Notes

1 Sandra Djwa, "No Other Way: Sinclair Ross's Stories and Novels," Canadian Literature, No. 47 (Winter 1971), 63. This essay, like those by Stephens and New quoted below, may also be found in Writers of the Prairies, ed. Donald G. Stephens (Vancouver: U.B.C. Press, 1973).

2 John Moss, Patterns of Isolation in English Canadian Fiction (Toronto: McClelland and Stewart, 1974), p. 149.

3 Morton Ross, "The Canonization of As For Me and My House: a Case Study," in Figures in a Ground: Canadian Essays on Modem Literature Collected in Honor of Sheila Watson, ed. Diane Bessai and David Jackel (Saskatoon: Western Producer Prairie Books, 1978), pp. 189-205.

4 Roy Daniells, "Introduction" to Sinclair Ross, As For Me and My House (Toronto: McClelland and Stewart, 1957), pp. v-x.

5 Donald Stephens, "Wind, Sun and Dust," Canadian Literature, No. 23 (Winter 1965), 17. Subsequent references are given in the text.

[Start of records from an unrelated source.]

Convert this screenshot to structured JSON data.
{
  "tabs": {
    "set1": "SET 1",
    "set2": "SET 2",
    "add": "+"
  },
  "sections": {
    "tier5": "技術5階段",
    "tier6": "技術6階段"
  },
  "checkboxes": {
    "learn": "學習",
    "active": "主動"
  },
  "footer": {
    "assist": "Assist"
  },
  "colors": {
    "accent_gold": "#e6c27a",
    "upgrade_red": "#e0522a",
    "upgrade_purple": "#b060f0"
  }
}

6 Vilfred Cude, "Beyond Mrs. Bentley: a study of As For Me and My House," Journal of Canadian Studies, 8 (February 1973), 18. Subsequent references are given in the text.

7 D. G. Jones, Butterfly on Rock: a Study of Themes and Images in Canadian Literature (Toronto: University of Toronto Press, 1970), pp. 38-42.

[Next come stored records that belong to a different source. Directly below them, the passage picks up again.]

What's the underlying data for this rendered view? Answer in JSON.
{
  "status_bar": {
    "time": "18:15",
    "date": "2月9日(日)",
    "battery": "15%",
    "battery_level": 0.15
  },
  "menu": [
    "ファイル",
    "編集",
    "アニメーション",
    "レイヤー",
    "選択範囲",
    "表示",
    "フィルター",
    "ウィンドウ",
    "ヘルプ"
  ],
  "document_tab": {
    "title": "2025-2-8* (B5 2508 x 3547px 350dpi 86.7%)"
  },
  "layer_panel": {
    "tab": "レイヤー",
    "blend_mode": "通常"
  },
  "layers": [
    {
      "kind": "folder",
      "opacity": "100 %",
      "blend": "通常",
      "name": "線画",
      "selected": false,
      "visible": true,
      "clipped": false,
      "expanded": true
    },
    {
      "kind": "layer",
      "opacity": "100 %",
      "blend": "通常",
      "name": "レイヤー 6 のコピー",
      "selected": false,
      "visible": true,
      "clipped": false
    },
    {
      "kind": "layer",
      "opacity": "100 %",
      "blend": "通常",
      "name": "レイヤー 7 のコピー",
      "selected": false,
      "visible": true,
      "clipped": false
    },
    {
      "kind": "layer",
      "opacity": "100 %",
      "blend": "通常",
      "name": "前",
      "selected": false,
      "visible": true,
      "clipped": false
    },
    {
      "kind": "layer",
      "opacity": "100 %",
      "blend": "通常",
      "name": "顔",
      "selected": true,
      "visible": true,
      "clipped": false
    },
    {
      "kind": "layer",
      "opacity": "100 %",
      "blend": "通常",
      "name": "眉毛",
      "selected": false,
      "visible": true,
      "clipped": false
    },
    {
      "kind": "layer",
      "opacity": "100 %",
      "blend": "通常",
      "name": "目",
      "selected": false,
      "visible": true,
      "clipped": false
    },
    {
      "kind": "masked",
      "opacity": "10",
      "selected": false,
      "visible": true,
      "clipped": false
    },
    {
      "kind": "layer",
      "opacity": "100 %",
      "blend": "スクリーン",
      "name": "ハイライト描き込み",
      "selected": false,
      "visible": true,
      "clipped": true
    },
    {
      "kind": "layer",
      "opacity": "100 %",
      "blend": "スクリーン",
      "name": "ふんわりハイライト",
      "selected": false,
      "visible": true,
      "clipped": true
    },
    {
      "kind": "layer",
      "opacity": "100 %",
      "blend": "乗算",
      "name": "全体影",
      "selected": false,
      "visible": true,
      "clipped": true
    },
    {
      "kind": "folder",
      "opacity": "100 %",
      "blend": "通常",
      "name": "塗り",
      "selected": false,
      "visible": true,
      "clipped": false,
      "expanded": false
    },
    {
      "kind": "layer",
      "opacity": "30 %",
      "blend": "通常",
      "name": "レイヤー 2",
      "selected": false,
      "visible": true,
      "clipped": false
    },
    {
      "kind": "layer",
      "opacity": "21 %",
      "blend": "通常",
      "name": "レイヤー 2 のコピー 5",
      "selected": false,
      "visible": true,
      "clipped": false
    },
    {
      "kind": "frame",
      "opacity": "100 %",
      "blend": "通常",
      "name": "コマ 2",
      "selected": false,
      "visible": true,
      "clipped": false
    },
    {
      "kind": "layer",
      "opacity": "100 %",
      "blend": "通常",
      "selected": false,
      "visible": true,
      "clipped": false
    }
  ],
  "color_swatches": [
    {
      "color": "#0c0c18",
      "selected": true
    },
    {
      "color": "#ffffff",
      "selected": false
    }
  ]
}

8 David Stouck, "The Mirror and the Lamp in Sinclair Ross's As For Me and My House," Mosaic, 7 (Winter 1974), 141-150.

9 W. H. New, "Sinclair Ross's Ambivalent World," Canadian Literature, No. 40 (Spring 1969),31.

10 Canadian Writers on Tape: Richler/Ross, interviewed by Earle Toppings (Toronto: Ontario Institute for Studies in Education, 1971).

11 Significant exceptions to this statement are David Stouck's article, quoted above, and Warren Tallman, "Wolf in the Snow," in Woodcock, ed., A Choice of Critics: Selections from Canadian Literature (Toronto: Oxford University Press, 1966), pp. 53-76.

12 Sinclair Ross, As For Me and My House, ed. with an introduction by Roy Daniells (Toronto: McClelland and Stewart, 1957), pp. 64, 65, 75, 110. Subsequent references to this edition will be given in the text.

13 Wayne Booth, The Rhetoric of Fiction (Chicago: University of Chicago Press, 1961), pp. 282,322.

14 Dick Harrison, Unnamed Country: the Struggle for a Canadian Prairie Fiction (Edmonton: University of Alberta Press, 1977), p. 181.